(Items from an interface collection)
[Start of Attachment]
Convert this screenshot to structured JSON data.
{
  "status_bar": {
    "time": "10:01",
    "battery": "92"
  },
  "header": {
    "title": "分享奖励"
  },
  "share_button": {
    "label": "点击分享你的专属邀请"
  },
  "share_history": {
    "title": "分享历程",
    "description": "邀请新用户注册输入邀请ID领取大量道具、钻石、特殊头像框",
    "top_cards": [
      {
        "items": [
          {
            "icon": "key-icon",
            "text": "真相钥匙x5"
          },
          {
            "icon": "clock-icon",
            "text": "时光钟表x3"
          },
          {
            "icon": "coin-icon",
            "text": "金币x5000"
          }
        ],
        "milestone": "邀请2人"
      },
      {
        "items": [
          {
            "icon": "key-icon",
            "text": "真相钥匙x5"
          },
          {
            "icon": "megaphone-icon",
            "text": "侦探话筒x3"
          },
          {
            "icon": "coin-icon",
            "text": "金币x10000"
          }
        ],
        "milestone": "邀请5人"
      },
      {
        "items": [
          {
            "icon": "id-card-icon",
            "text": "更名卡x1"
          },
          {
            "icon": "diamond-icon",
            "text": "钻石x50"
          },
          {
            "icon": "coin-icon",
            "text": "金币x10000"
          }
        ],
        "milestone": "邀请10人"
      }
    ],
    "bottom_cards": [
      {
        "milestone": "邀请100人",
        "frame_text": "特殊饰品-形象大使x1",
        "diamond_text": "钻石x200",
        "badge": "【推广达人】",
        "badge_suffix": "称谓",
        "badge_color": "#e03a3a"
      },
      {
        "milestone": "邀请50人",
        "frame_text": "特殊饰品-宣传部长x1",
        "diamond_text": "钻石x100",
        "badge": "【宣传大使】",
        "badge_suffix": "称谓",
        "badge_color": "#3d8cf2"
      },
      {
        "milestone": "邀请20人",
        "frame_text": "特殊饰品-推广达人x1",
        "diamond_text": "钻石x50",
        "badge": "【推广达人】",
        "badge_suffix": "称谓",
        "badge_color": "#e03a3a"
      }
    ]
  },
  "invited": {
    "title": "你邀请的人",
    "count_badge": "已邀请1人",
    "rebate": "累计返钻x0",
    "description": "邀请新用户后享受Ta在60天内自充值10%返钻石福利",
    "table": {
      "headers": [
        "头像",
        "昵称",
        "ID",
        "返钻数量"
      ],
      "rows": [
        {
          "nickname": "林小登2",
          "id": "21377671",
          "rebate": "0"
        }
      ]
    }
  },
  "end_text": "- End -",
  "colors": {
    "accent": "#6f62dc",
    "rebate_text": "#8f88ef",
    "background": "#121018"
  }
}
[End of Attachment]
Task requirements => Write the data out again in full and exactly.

Result of this exercise =>
Convert this screenshot to structured JSON data.
{
  "status_bar": {
    "time": "10:01",
    "battery": "92"
  },
  "header": {
    "title": "分享奖励"
  },
  "share_button": {
    "label": "点击分享你的专属邀请"
  },
  "share_history": {
    "title": "分享历程",
    "description": "邀请新用户注册输入邀请ID领取大量道具、钻石、特殊头像框",
    "top_cards": [
      {
        "items": [
          {
            "icon": "key-icon",
            "text": "真相钥匙x5"
          },
          {
            "icon": "clock-icon",
            "text": "时光钟表x3"
          },
          {
            "icon": "coin-icon",
            "text": "金币x5000"
          }
        ],
        "milestone": "邀请2人"
      },
      {
        "items": [
          {
            "icon": "key-icon",
            "text": "真相钥匙x5"
          },
          {
            "icon": "megaphone-icon",
            "text": "侦探话筒x3"
          },
          {
            "icon": "coin-icon",
            "text": "金币x10000"
          }
        ],
        "milestone": "邀请5人"
      },
      {
        "items": [
          {
            "icon": "id-card-icon",
            "text": "更名卡x1"
          },
          {
            "icon": "diamond-icon",
            "text": "钻石x50"
          },
          {
            "icon": "coin-icon",
            "text": "金币x10000"
          }
        ],
        "milestone": "邀请10人"
      }
    ],
    "bottom_cards": [
      {
        "milestone": "邀请100人",
        "frame_text": "特殊饰品-形象大使x1",
        "diamond_text": "钻石x200",
        "badge": "【推广达人】",
        "badge_suffix": "称谓",
        "badge_color": "#e03a3a"
      },
      {
        "milestone": "邀请50人",
        "frame_text": "特殊饰品-宣传部长x1",
        "diamond_text": "钻石x100",
        "badge": "【宣传大使】",
        "badge_suffix": "称谓",
        "badge_color": "#3d8cf2"
      },
      {
        "milestone": "邀请20人",
        "frame_text": "特殊饰品-推广达人x1",
        "diamond_text": "钻石x50",
        "badge": "【推广达人】",
        "badge_suffix": "称谓",
        "badge_color": "#e03a3a"
      }
    ]
  },
  "invited": {
    "title": "你邀请的人",
    "count_badge": "已邀请1人",
    "rebate": "累计返钻x0",
    "description": "邀请新用户后享受Ta在60天内自充值10%返钻石福利",
    "table": {
      "headers": [
        "头像",
        "昵称",
        "ID",
        "返钻数量"
      ],
      "rows": [
        {
          "nickname": "林小登2",
          "id": "21377671",
          "rebate": "0"
        }
      ]
    }
  },
  "end_text": "- End -",
  "colors": {
    "accent": "#6f62dc",
    "rebate_text": "#8f88ef",
    "background": "#121018"
  }
}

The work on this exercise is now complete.